aimai said...

Mr. Aimai and I onceworked on a computer based simulation to train ER doctors on how to spot anthrax. This turns out to be basically impossible unless there is an Anthrax scare on that is in the forefront of everyone's mind-and even then you would probably get hundreds of false positive diagnoses rather than catch the real one.

ERs are not a great place to catch a serious disease that is a) unusual and b) unfolding. All these illnesses present looking just like a more or less severe version of something totally normal.
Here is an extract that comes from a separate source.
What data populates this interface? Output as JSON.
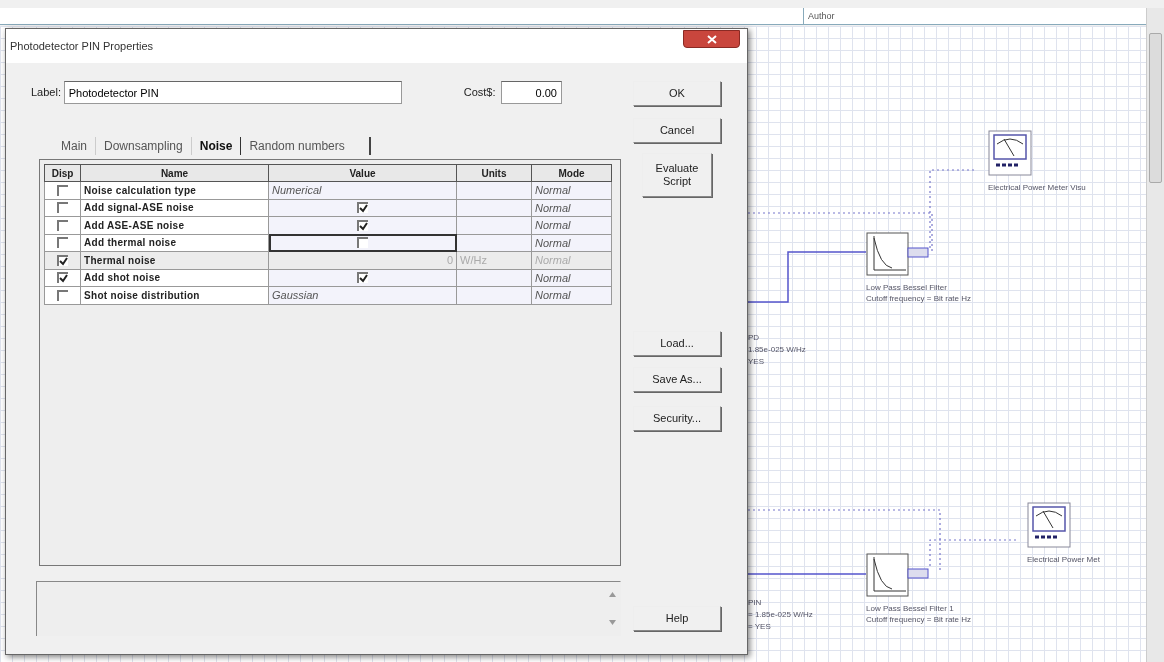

Unless it has progressed so far that the patient is incapacitated and needs to be hospitalized the patient is going to be sent away from the ER. There is ENORMOUS pressure on ERs and hospitals not to admit people "just for observation" or on a hunch.

Patient zero is almost always going to be missed. That's just the reality of the situation.

Aunt Snow said...

For reasons that remain unclear, nurses and doctors failed to act on that information, and released the patient

Doctors released the patient. As far as I know, nurses don't have that authority.

Steve M. said...

Exactly.

Dark Avenger said...

My sister-in-law had no medical insurance when she started having severe pain in her abdominal area. In order to save money, I took her to a private clinic that would cost less than an ER visit would in case is wasn't appendicitis.

The doctor at the clinic said that she displayed all the classical signs of appendicitis.

When I took her to the ER, the doctor asked if she had had a BM that morning. Told that she did, the doctor stated she probably didn't have appendicitis, because it's not usual that one can have a BM without bursting the inflamed appendix.

Fortunately for my S-I-L, they ran a quick MRI on her and found, that yes, she did have appendicitis, and, looking back at her history, she probably had a chronic, ongoing low-grade infection until it flared up, which, of course, would allow for a BM that wouldn't bust her appendix like a squeezed grape.

This wasn't even zebra tracks, it's just the fact that in some cases, infections won't act like they do in the majority of the population or the textbooks about them.

mervis said...

Can't we just blame Obama?

The New York Crank said...

I think Fraud Guy is onto something. The "cost trimming" in hospitals and medical practices, powered by insurance companies and Medicare, are lowering reimbursements to healthcare institutions and doctors, forcing professionals and their staff to see more people, in less time, for fewer bucks.

What did you expect to get for that – healthcare improvements?

All insurers, including Medicare, have to shell out more. Otherwise, you'll find not only Ebola-sized mistakes, but also more docs fleeing patients who are covered by insurance in favor of richer patients who can afford healthcare without insurance. It's already not only starting to happen, but accelerating in some areas. And that, too, will create more privilege for the rich and lousy healthcare for the rest of us.

Yours crankily,
The New York Crank